COP26 - A message from our CEO, Mark Rowland

COP26 is unarguably the best opportunity we have to change the path of irreversible climate change.

The Mental Health Foundation is joining with others to call on world leaders to seize this moment and make bold and ambitious commitments that not only reassure people today but also the current younger generation and those to come. 

As we proved during our Mental Health Awareness Week, the natural environment is a singular and vital asset in sustaining and protecting our mental health.  Nearly two-thirds of us in the UK say being close to nature improves our mood, and research shows that connecting with nature helps reduce feelings of worry, anxiety and stress while boosting positive emotions such as joy and calmness. 

We all have a role in protecting the environment and tackling climate change as well as working towards good mental health for all.

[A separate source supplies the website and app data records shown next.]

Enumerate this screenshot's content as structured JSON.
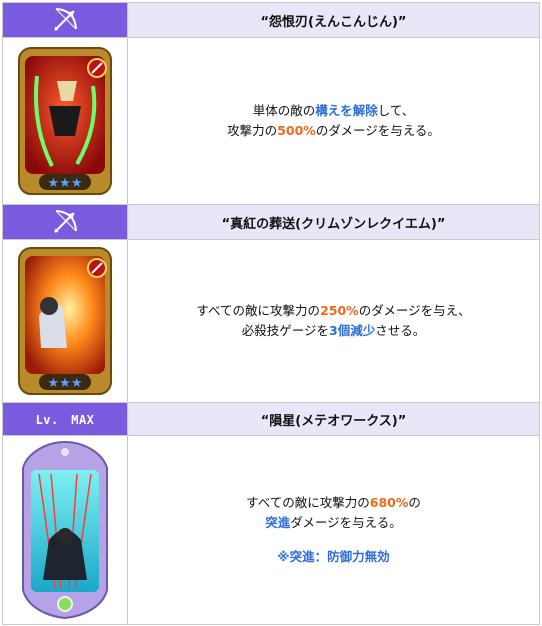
{
  "colors": {
    "header_purple": "#7a5be0",
    "header_light": "#e9e6f7",
    "orange": "#f06a1c",
    "blue": "#2f6fd6"
  },
  "rows": [
    {
      "icon": "bow-arrow-icon",
      "title": "“怨恨刃(えんこんじん)”",
      "desc": {
        "line1_a": "単体の敵の",
        "line1_hl": "構えを解除",
        "line1_b": "して、",
        "line2_a": "攻撃力の",
        "line2_hl": "500%",
        "line2_b": "のダメージを与える。"
      }
    },
    {
      "icon": "bow-arrow-icon",
      "title": "“真紅の葬送(クリムゾンレクイエム)”",
      "desc": {
        "line1_a": "すべての敵に攻撃力の",
        "line1_hl": "250%",
        "line1_b": "のダメージを与え、",
        "line2_a": "必殺技ゲージを",
        "line2_hl": "3個減少",
        "line2_b": "させる。"
      }
    },
    {
      "level_label": "Lv.　MAX",
      "title": "“隕星(メテオワークス)”",
      "desc": {
        "line1_a": "すべての敵に攻撃力の",
        "line1_hl": "680%",
        "line1_b": "の",
        "line2_hl": "突進",
        "line2_b": "ダメージを与える。",
        "note": "※突進：防御力無効"
      }
    }
  ]
}
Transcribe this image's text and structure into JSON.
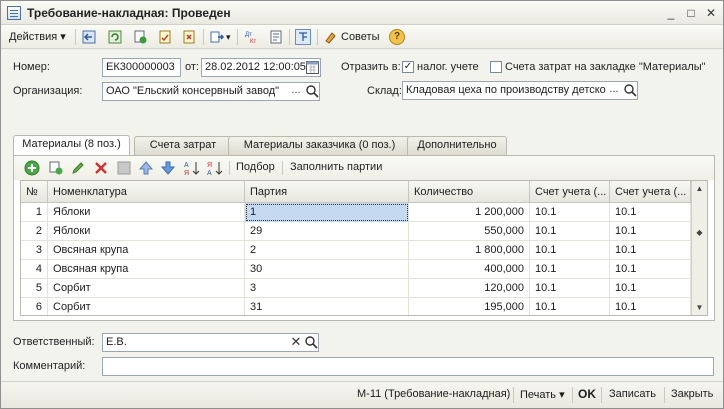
{
  "window": {
    "title": "Требование-накладная: Проведен",
    "controls": {
      "minimize": "_",
      "maximize": "□",
      "close": "✕"
    }
  },
  "toolbar": {
    "actions_label": "Действия",
    "tips_label": "Советы",
    "help_symbol": "?"
  },
  "header": {
    "number_label": "Номер:",
    "number_value": "ЕК300000003",
    "date_label": "от:",
    "date_value": "28.02.2012 12:00:05",
    "reflect_label": "Отразить в:",
    "tax_accounting_label": "налог. учете",
    "tax_accounting_checked": true,
    "cost_accounts_label": "Счета затрат на закладке \"Материалы\"",
    "cost_accounts_checked": false,
    "org_label": "Организация:",
    "org_value": "ОАО \"Ельский консервный завод\"",
    "warehouse_label": "Склад:",
    "warehouse_value": "Кладовая цеха по производству детско"
  },
  "tabs": [
    {
      "label": "Материалы (8 поз.)",
      "active": true
    },
    {
      "label": "Счета затрат",
      "active": false
    },
    {
      "label": "Материалы заказчика (0 поз.)",
      "active": false
    },
    {
      "label": "Дополнительно",
      "active": false
    }
  ],
  "table_toolbar": {
    "selection_label": "Подбор",
    "fill_batches_label": "Заполнить партии"
  },
  "table": {
    "columns": [
      "№",
      "Номенклатура",
      "Партия",
      "Количество",
      "Счет учета (...",
      "Счет учета (..."
    ],
    "rows": [
      {
        "n": "1",
        "item": "Яблоки",
        "batch": "1",
        "qty": "1 200,000",
        "acc1": "10.1",
        "acc2": "10.1"
      },
      {
        "n": "2",
        "item": "Яблоки",
        "batch": "29",
        "qty": "550,000",
        "acc1": "10.1",
        "acc2": "10.1"
      },
      {
        "n": "3",
        "item": "Овсяная крупа",
        "batch": "2",
        "qty": "1 800,000",
        "acc1": "10.1",
        "acc2": "10.1"
      },
      {
        "n": "4",
        "item": "Овсяная крупа",
        "batch": "30",
        "qty": "400,000",
        "acc1": "10.1",
        "acc2": "10.1"
      },
      {
        "n": "5",
        "item": "Сорбит",
        "batch": "3",
        "qty": "120,000",
        "acc1": "10.1",
        "acc2": "10.1"
      },
      {
        "n": "6",
        "item": "Сорбит",
        "batch": "31",
        "qty": "195,000",
        "acc1": "10.1",
        "acc2": "10.1"
      }
    ]
  },
  "responsible": {
    "label": "Ответственный:",
    "value": "Е.В."
  },
  "comment": {
    "label": "Комментарий:",
    "value": ""
  },
  "footer": {
    "form_label": "М-11 (Требование-накладная)",
    "print_label": "Печать",
    "ok_label": "OK",
    "save_label": "Записать",
    "close_label": "Закрыть"
  },
  "icons": {
    "field_select": "...",
    "field_search": "search-icon",
    "field_clear": "✕",
    "calendar": "calendar-icon"
  },
  "colors": {
    "selection": "#c5d9f1",
    "window_bg": "#f3f3ee",
    "border": "#9aa6b8"
  }
}
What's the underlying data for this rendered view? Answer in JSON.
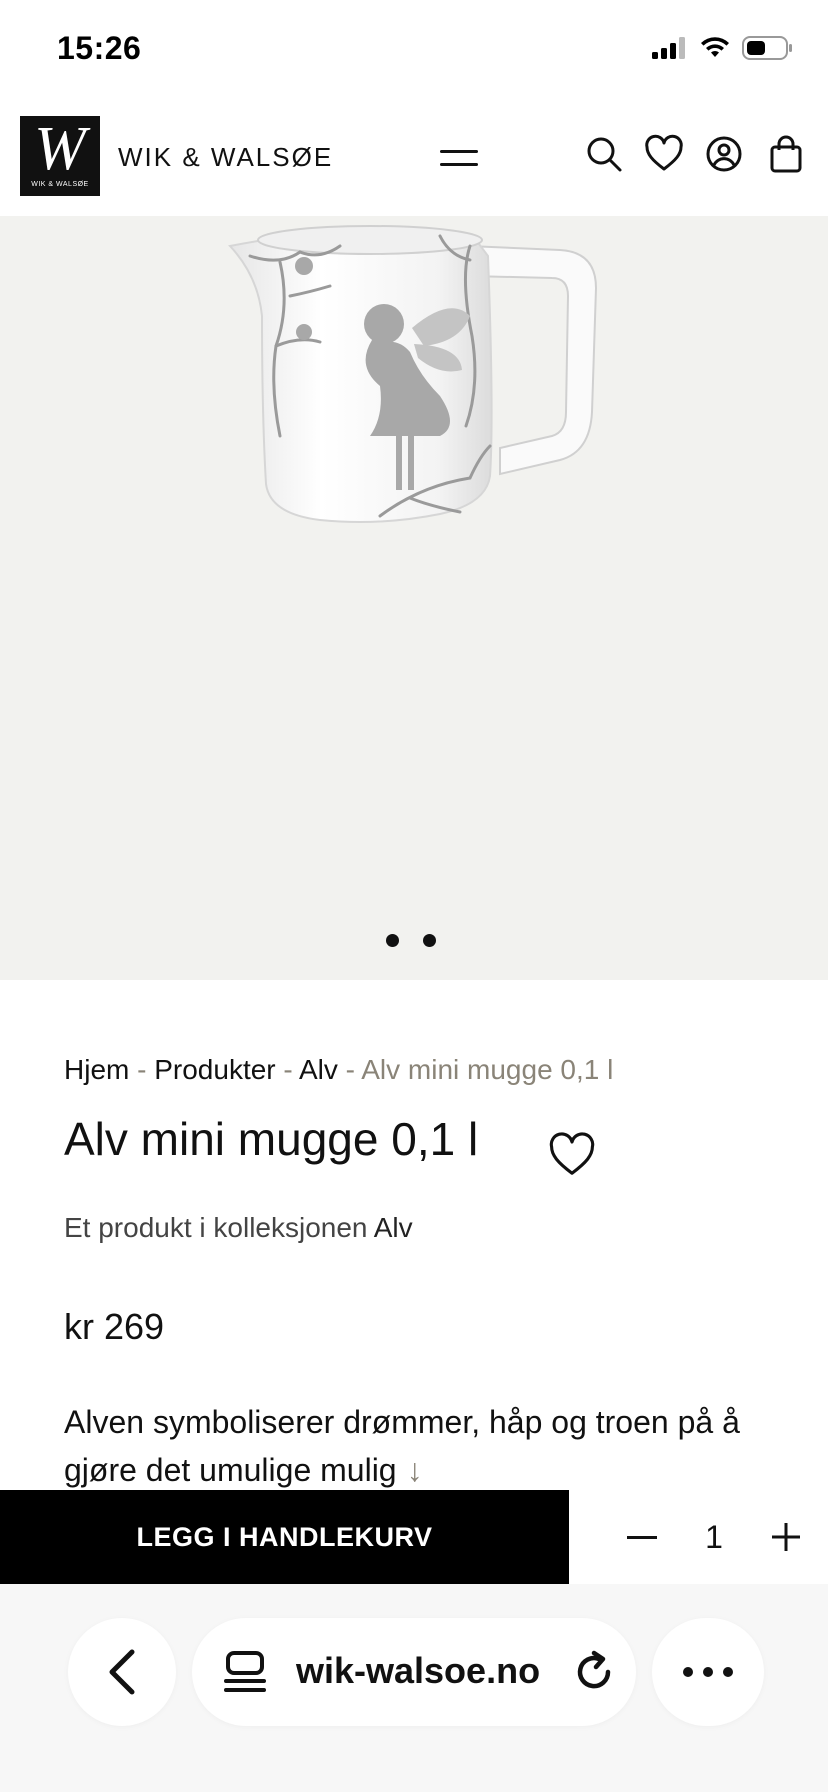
{
  "status_bar": {
    "time": "15:26"
  },
  "header": {
    "logo_letter": "W",
    "logo_small_text": "WIK & WALSØE",
    "brand_name": "WIK & WALSØE"
  },
  "gallery": {
    "slide_count": 2,
    "current_slide": 1
  },
  "breadcrumb": {
    "items": [
      "Hjem",
      "Produkter",
      "Alv"
    ],
    "current": "Alv mini mugge 0,1 l",
    "separator": "-"
  },
  "product": {
    "title": "Alv mini mugge 0,1 l",
    "collection_prefix": "Et produkt i kolleksjonen",
    "collection_name": "Alv",
    "price": "kr 269",
    "description": "Alven symboliserer drømmer, håp og troen på å gjøre det umulige mulig",
    "description_more_icon": "↓"
  },
  "cart": {
    "add_label": "LEGG I HANDLEKURV",
    "quantity": "1"
  },
  "browser": {
    "url": "wik-walsoe.no"
  },
  "colors": {
    "accent_muted": "#8a8478",
    "hero_background": "#f2f2ef",
    "button_background": "#000000"
  }
}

But our leaders and policymakers in all sectors must make historic choices that will not only halt climate change, but also protect our environment, and safeguard our homes and at the same time, our mental health.

Mental health and climate change are two of the biggest social challenges of this century.  That’s why I am delighted we are hosting a Citizens’ Forum next week to explore the connection between climate change and mental health.

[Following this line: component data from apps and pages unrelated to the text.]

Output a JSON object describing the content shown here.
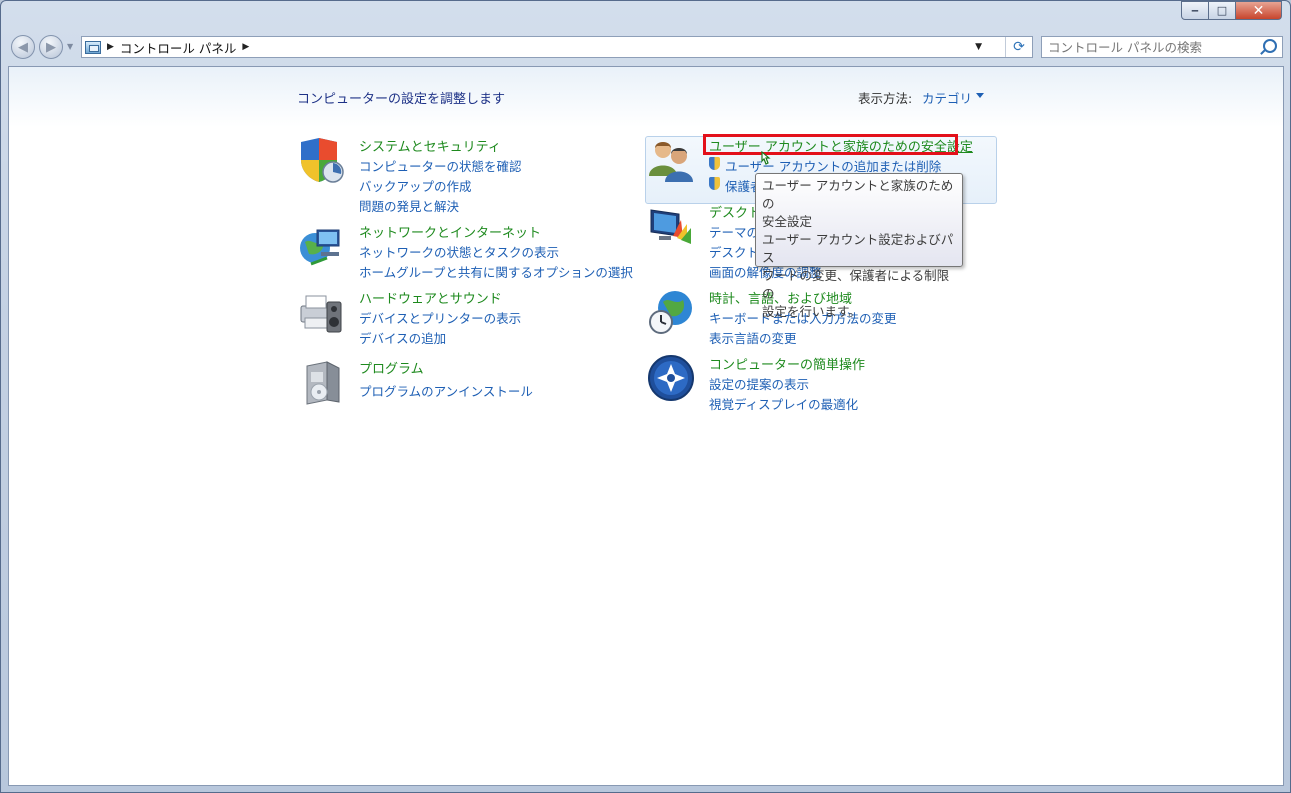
{
  "window": {
    "caption": {
      "minimize": "‒",
      "maximize": "□",
      "close": "✕"
    }
  },
  "nav": {
    "back_glyph": "◀",
    "forward_glyph": "▶",
    "breadcrumb": [
      "コントロール パネル"
    ],
    "refresh_glyph": "⟳"
  },
  "search": {
    "placeholder": "コントロール パネルの検索"
  },
  "page": {
    "title": "コンピューターの設定を調整します",
    "view_by_label": "表示方法:",
    "view_by_value": "カテゴリ"
  },
  "categories": [
    {
      "title": "システムとセキュリティ",
      "icon": "security-shield-icon",
      "links": [
        "コンピューターの状態を確認",
        "バックアップの作成",
        "問題の発見と解決"
      ]
    },
    {
      "title": "ネットワークとインターネット",
      "icon": "network-globe-icon",
      "links": [
        "ネットワークの状態とタスクの表示",
        "ホームグループと共有に関するオプションの選択"
      ]
    },
    {
      "title": "ハードウェアとサウンド",
      "icon": "printer-speaker-icon",
      "links": [
        "デバイスとプリンターの表示",
        "デバイスの追加"
      ]
    },
    {
      "title": "プログラム",
      "icon": "programs-box-icon",
      "links": [
        "プログラムのアンインストール"
      ]
    },
    {
      "title": "ユーザー アカウントと家族のための安全設定",
      "icon": "users-icon",
      "links": [
        "ユーザー アカウントの追加または削除",
        "保護者"
      ]
    },
    {
      "title": "デスクト",
      "icon": "appearance-display-icon",
      "links": [
        "テーマの",
        "デスクト",
        "画面の解像度の調整"
      ]
    },
    {
      "title": "時計、言語、および地域",
      "icon": "clock-globe-icon",
      "links": [
        "キーボードまたは入力方法の変更",
        "表示言語の変更"
      ]
    },
    {
      "title": "コンピューターの簡単操作",
      "icon": "ease-of-access-icon",
      "links": [
        "設定の提案の表示",
        "視覚ディスプレイの最適化"
      ]
    }
  ],
  "tooltip": {
    "lines": [
      "ユーザー アカウントと家族のための",
      "安全設定",
      "ユーザー アカウント設定およびパス",
      "ワードの変更、保護者による制限の",
      "設定を行います。"
    ]
  },
  "colors": {
    "category_title": "#1e8a1e",
    "link": "#1e5fb4",
    "page_title": "#1e3287",
    "highlight_border": "#e3101a"
  }
}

We feel that a vital part of creating a mentally healthy society means tackling the huge and frightening scale of destruction of our natural world that is made so much more vulnerable by climate chaos.  Climate change is a disaster for our planet and it is already having a direct impact on our mental health – with 6 in 10 young people around the world saying climate change is a cause of anxiety and fear.

Making progress in addressing both the climate emergency and the mental health crisis go hand in hand. Firstly, we must take preventative action in both cases. We cannot wait for the consequences of global warming to get worse before we move to green energy and a net-zero economic model. The same is true of mental health – we need a preventive approach that reduces the huge emotional toll that poor mental health exacts.  

Secondly, both are global issues that need global answers. If we are to avert the climate crisis and create a mentally healthy future, small changes will not suffice. We need to understand how we change our society and develop a way of living that doesn’t have an unsustainable toll on our planet or on the quality of our inner lives. 

We have seen from our own study through the pandemic that uncertainty and confusion create anxiety, while a clear plan creates hope. COP26 must reverse decades of dithering and deliver a sustainable plan that gives us all confidence in our future. Hope cannot survive on good intentions. It requires tangible action and progress.

Finally, in common with mental health, the consequences of climate change will not be felt equally in society.

The poorest, the most vulnerable and those on the margins of society will be disproportionately affected. It is those in the global south who have done the least to create the climate emergency who are already experiencing the effects of extreme weather, failing crops and natural resource diminishment.

Similarly in mental health, we know social inequalities drive poor mental health. It is why we find that children from the poorest households are four times more likely to have serious mental health problems than those from the wealthiest. 

In tackling climate change and seeking better mental health, we must take a social justice approach that does not leave anyone behind.

We call on the delegates of COP26 to make sure that all their decisions will effectively tackle climate change, support people through a just transition to net-zero, and puts people’s mental health at the centre.